Start of Block

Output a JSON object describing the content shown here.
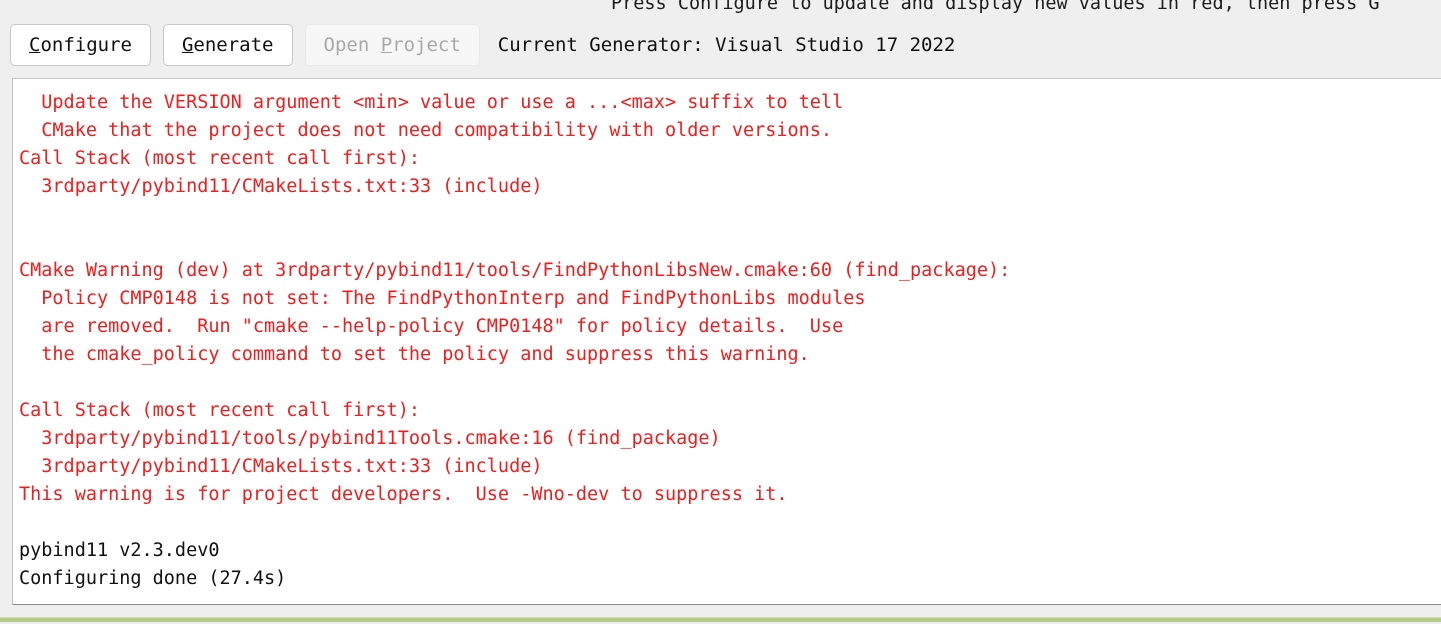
{
  "status_top": {
    "text": "Press Configure to update and display new values in red, then press G"
  },
  "toolbar": {
    "configure": {
      "mnemonic": "C",
      "rest": "onfigure"
    },
    "generate": {
      "mnemonic": "G",
      "rest": "enerate"
    },
    "open_project": {
      "pre": "Open ",
      "mnemonic": "P",
      "rest": "roject"
    },
    "generator_label": "Current Generator: Visual Studio 17 2022"
  },
  "output": {
    "lines": [
      {
        "text": "  Update the VERSION argument <min> value or use a ...<max> suffix to tell",
        "color": "red"
      },
      {
        "text": "  CMake that the project does not need compatibility with older versions.",
        "color": "red"
      },
      {
        "text": "Call Stack (most recent call first):",
        "color": "red"
      },
      {
        "text": "  3rdparty/pybind11/CMakeLists.txt:33 (include)",
        "color": "red"
      },
      {
        "text": "",
        "color": "red"
      },
      {
        "text": "",
        "color": "red"
      },
      {
        "text": "CMake Warning (dev) at 3rdparty/pybind11/tools/FindPythonLibsNew.cmake:60 (find_package):",
        "color": "red"
      },
      {
        "text": "  Policy CMP0148 is not set: The FindPythonInterp and FindPythonLibs modules",
        "color": "red"
      },
      {
        "text": "  are removed.  Run \"cmake --help-policy CMP0148\" for policy details.  Use",
        "color": "red"
      },
      {
        "text": "  the cmake_policy command to set the policy and suppress this warning.",
        "color": "red"
      },
      {
        "text": "",
        "color": "red"
      },
      {
        "text": "Call Stack (most recent call first):",
        "color": "red"
      },
      {
        "text": "  3rdparty/pybind11/tools/pybind11Tools.cmake:16 (find_package)",
        "color": "red"
      },
      {
        "text": "  3rdparty/pybind11/CMakeLists.txt:33 (include)",
        "color": "red"
      },
      {
        "text": "This warning is for project developers.  Use -Wno-dev to suppress it.",
        "color": "red"
      },
      {
        "text": "",
        "color": "black"
      },
      {
        "text": "pybind11 v2.3.dev0",
        "color": "black"
      },
      {
        "text": "Configuring done (27.4s)",
        "color": "black"
      }
    ]
  },
  "colors": {
    "warning_red": "#ef1d1d",
    "text_black": "#101010",
    "chrome_background": "#efefef",
    "panel_background": "#ffffff",
    "progress_green": "#b5ca86"
  }
}
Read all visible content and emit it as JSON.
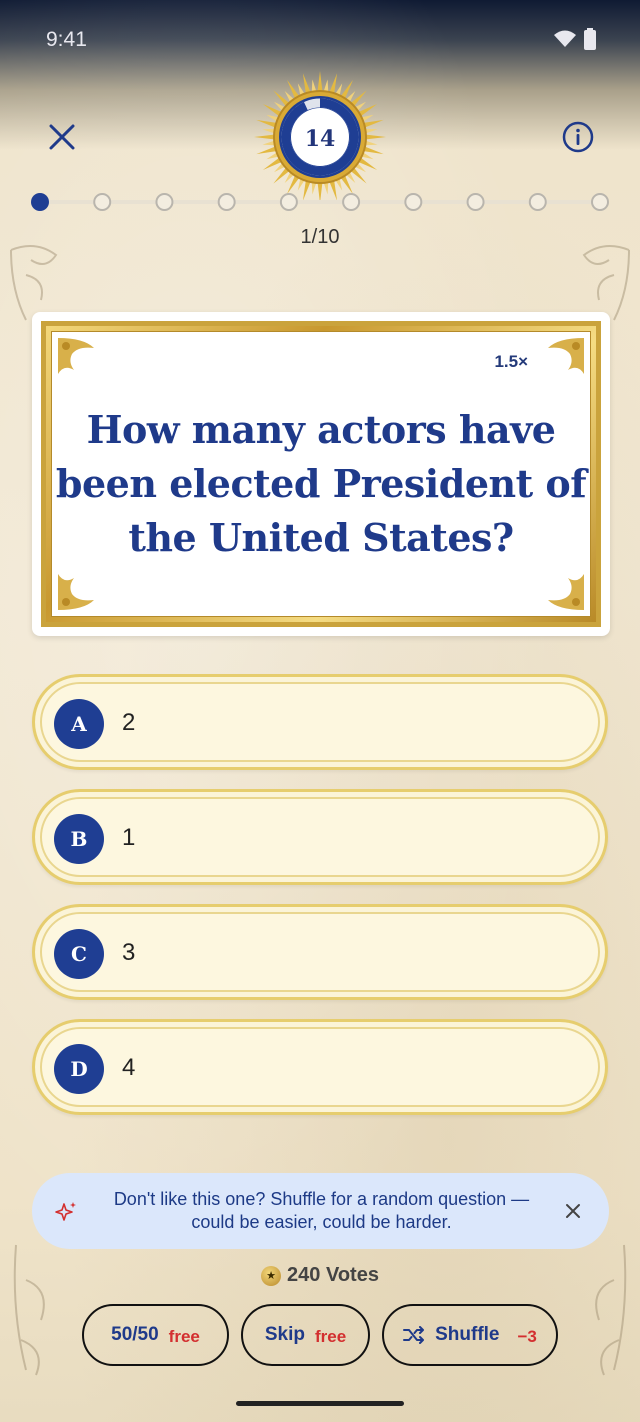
{
  "status_bar": {
    "time": "9:41",
    "wifi_icon": "wifi-icon",
    "battery_icon": "battery-icon"
  },
  "header": {
    "close_icon": "close-icon",
    "info_icon": "info-icon",
    "timer": {
      "value": "14",
      "fraction_remaining": 0.93
    }
  },
  "progress": {
    "current": 1,
    "total": 10,
    "label": "1/10"
  },
  "question": {
    "multiplier": "1.5×",
    "text": "How many actors have been elected President of the United States?"
  },
  "answers": [
    {
      "letter": "A",
      "text": "2"
    },
    {
      "letter": "B",
      "text": "1"
    },
    {
      "letter": "C",
      "text": "3"
    },
    {
      "letter": "D",
      "text": "4"
    }
  ],
  "tip": {
    "icon": "sparkle-icon",
    "text": "Don't like this one? Shuffle for a random question — could be easier, could be harder.",
    "close_icon": "close-icon"
  },
  "votes": {
    "label": "240 Votes",
    "icon": "coin-star-icon"
  },
  "actions": [
    {
      "label": "50/50",
      "cost": "free"
    },
    {
      "label": "Skip",
      "cost": "free"
    },
    {
      "label": "Shuffle",
      "cost": "−3",
      "icon": "shuffle-icon"
    }
  ],
  "colors": {
    "accent_blue": "#1f3e93",
    "gold": "#caa33c",
    "cost_red": "#d32f2f",
    "tip_bg": "#dbe7fb"
  }
}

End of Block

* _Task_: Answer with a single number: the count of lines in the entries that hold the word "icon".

* _Answer section_: 8